Advanced Photon Source

An Office of Science National User Facility

Data Transfer

Data Transfer

Want to transfer the maximum data with the minimum overhead. The more data you pack into fewer files, the faster the transfer will be. tar can be used to improve performance for many small files. Compression can also speed data transfer if the data is not already compressed and can be compressed significantly.

GlobalOnline/GridFTP - fastest for streaming data transfer - requires IT assistance

bbcp - fastest, most convenient single-node method for transferring data from SLAC - Linux only

 bbcp does not encrypt the data stream - uses ssh for authentication
  bbcp file user@remotesite:/destination
  bbcp -w 2M -s 10 -c 1 file user@remotesite:/destination
   window size 2M, 10 streams, compression value 1
  Note: bbcp is very slow at copying deep directory tress of small files.  Use tar or the named pipes option "-N io".
    bbcp -w 2M -s 10 -N io 'tar -cv -O /w2 ' remotehost:'tar -c /nffs/w2 -xf - '
  bbcp requires a range of at least 8 tcp ports to be open through the firewall
  Download:
    http://www.slac.stanford.edu/~abh/bbcp/bin/

FDT - Fast Data Transfer see: http://monalisa.cern.ch/FDT/ from Caltech

FDT is an Application for Efficient Data Transfers which is capable of reading and writing at disk speed over wide area networks (with standard TCP). It is written in Java, runs an all major platforms and it is easy to use. Does not encrypt the data stream.

FDT can be used to stream a large set of files across the network, so that a large dataset composed of thousands of files can be sent or received at full speed, without the network transfer restarting between files. May be slower than bbcp.

Secure Copy mode:

In this mode the server will be started on the remote system automatically by the local FDT client using SSH.
java -jar fdt.jar -P 8 -ss 2M -r /home/localuser/local/data remoteuser@remote_address:/home/remoteusers/destination_dir
By default FDT will use port 54321 on the remote host which must be open. The -P option
specifies how many parallel streams to use.  The default is 4. The -ss option specifies the
window size. The -r option (recursive mode) is to copy the entire directory and all
of its children.  These options can be adjusted to provide better performance.
Users have reported 2 x speed of standard scp.
  Transferring 10GB (318 x 32MB files) Sector 23 to University of Michigan:
   scp: 16m14s
   FDT: 8m50s
   bbcp: 8m12s

 

For Windows:
 java -jar fdt.jar -pull -c winHost -d /localdir -r -fl fileList
 For Windows use the -fl options to place names of files in a file

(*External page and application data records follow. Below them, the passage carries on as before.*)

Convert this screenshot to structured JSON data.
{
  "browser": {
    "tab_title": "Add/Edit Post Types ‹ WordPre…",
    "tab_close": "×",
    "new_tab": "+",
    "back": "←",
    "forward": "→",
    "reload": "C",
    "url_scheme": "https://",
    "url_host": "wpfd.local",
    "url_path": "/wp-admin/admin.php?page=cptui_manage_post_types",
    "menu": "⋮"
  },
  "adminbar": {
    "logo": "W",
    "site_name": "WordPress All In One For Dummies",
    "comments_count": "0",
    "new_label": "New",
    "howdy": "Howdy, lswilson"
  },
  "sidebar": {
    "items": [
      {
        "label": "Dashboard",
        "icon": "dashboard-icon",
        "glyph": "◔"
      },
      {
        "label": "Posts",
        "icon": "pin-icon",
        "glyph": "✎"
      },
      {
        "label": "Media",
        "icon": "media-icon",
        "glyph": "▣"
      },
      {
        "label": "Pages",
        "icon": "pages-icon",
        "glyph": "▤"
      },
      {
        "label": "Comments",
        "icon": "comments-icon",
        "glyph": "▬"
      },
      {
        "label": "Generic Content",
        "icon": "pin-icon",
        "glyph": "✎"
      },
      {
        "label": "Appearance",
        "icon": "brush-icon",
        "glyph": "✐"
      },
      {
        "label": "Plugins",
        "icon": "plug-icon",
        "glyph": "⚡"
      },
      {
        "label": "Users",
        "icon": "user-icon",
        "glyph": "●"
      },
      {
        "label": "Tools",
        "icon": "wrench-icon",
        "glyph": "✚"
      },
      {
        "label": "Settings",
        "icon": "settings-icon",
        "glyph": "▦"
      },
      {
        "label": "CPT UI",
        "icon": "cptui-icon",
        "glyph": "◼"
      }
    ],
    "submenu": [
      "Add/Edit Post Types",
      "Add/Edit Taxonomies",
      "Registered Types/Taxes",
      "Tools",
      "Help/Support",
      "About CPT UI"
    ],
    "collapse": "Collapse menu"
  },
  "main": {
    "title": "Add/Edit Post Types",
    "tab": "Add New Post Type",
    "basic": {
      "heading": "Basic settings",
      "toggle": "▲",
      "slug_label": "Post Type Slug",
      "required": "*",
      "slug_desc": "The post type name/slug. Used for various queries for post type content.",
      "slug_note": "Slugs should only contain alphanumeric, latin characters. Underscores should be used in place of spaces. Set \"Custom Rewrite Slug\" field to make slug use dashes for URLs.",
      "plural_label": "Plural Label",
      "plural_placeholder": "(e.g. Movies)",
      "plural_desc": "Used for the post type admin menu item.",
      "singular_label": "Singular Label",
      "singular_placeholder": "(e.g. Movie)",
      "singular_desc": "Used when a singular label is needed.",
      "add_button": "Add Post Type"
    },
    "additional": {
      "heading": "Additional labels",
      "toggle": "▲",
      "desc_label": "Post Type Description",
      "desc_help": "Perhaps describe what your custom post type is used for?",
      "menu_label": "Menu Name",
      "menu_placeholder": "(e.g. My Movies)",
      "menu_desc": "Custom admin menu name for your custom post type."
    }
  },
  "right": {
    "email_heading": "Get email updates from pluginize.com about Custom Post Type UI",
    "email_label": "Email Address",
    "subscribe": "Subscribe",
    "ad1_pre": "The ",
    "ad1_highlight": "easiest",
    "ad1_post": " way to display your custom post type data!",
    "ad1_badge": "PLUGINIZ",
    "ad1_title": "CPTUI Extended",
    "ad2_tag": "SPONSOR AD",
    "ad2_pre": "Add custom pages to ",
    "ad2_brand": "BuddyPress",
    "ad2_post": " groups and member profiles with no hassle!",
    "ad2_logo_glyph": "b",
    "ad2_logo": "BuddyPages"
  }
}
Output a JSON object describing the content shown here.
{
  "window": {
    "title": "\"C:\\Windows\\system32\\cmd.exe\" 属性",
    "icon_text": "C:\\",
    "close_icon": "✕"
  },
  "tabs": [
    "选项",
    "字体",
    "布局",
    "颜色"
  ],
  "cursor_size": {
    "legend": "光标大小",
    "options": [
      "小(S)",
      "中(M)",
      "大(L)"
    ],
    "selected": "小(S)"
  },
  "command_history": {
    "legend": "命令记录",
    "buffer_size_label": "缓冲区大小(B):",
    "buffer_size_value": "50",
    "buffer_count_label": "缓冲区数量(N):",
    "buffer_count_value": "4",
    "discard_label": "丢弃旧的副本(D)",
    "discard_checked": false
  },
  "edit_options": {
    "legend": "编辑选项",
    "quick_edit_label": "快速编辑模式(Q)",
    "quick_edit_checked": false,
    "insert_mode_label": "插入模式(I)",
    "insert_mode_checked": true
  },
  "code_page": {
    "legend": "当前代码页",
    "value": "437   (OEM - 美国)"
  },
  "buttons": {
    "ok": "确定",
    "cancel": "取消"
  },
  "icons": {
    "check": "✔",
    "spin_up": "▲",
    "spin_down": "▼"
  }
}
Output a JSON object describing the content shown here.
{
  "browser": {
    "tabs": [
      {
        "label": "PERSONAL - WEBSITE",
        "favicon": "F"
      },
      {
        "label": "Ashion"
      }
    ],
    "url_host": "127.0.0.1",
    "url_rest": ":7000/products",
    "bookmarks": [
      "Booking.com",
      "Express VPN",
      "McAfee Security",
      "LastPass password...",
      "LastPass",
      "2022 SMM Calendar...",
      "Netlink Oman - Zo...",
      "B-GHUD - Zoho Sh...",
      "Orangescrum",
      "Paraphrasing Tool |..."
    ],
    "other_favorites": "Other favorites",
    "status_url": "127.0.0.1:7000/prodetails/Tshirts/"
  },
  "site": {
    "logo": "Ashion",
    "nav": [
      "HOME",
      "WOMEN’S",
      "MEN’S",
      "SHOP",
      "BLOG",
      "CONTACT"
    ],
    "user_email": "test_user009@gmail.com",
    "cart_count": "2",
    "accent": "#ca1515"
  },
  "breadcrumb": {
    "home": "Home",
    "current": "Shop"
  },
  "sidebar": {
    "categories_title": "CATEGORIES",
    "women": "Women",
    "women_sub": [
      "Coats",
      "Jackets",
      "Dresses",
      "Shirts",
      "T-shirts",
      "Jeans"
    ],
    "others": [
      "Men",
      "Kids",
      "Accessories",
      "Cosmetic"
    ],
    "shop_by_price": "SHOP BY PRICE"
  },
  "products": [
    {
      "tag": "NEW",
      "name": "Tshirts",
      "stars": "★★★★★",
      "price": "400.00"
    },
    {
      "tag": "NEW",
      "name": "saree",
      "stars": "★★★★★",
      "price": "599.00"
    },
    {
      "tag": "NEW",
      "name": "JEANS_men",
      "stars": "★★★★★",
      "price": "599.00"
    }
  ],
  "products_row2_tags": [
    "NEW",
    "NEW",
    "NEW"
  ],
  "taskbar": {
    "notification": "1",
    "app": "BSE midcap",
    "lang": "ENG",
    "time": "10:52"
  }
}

Sample Results: disk-to-disk testing from Berkeley, CA to Argonne, IL (near Chicago). RTT = 53 ms, network capacity = 10Gbps, RAID = 4 disks, RAID Level-0. Note that to get more than 1 Gbps (125 MB/s) disk to disk requires RAID.

Tool Throughput
scp 140 Mbps (17.5 MB/s)
HPN patched scp, 1 disk 760 Mbps (95 MB/s)
HPN patched scp, RAID disk 1.2 Gbps (150 MB/s)
GridFTP, 1 stream, 1 disk 760 Mbps (95 MB/s)
GridFTP, 1 stream, RAID disk 1.4 Gbps (175 MB/s)
GridFTP, 4 streams, RAID disk 5.4 Gbps (675 MB/s)
GridFTP, 8 streams, RAID disk 6.6 Gbps (825 MB/s)

Say NO to scp:

 scp, sftp and rsync perform poorly on a WAN
 scp is 10x slower than single stream GridFTP, and 50x slower than parallel GridFTP
 Sample Results

Berkeley, CA to Argonne, IL (near Chicago).
RTT = 53 ms, network capacity = 10Gbps.
Tool Throughput
scp 140 Mbps
HPN patched scp 1.2 Gbps
GridFTP, 1 stream 1.4 Gbps
GridFTP, 4 streams 5.4 Gbps
GridFTP, 8 streams 6.6 Gbps


HPN Patch for SSH/SCP from Pittsburgh Supercomputing Center:

 Patch set designed to remove a networking bottleneck in the base OpenSSH code.
 Significant performance increase.
 https://www.psc.edu/

Jumbo Frames:

 To see if your end-to-end path is jumbo clean:
    ping -M do -s 8972 ip_address
    header math: 20 bytes IP + 8 bytes ICMP + 8972 bytes payload = 9000


References:

 http://moo.nac.uci.edu/~hjm/HOWTO_move_data.html#_executive_summary
 http://fasterdata.es.net/data-transfer-tools/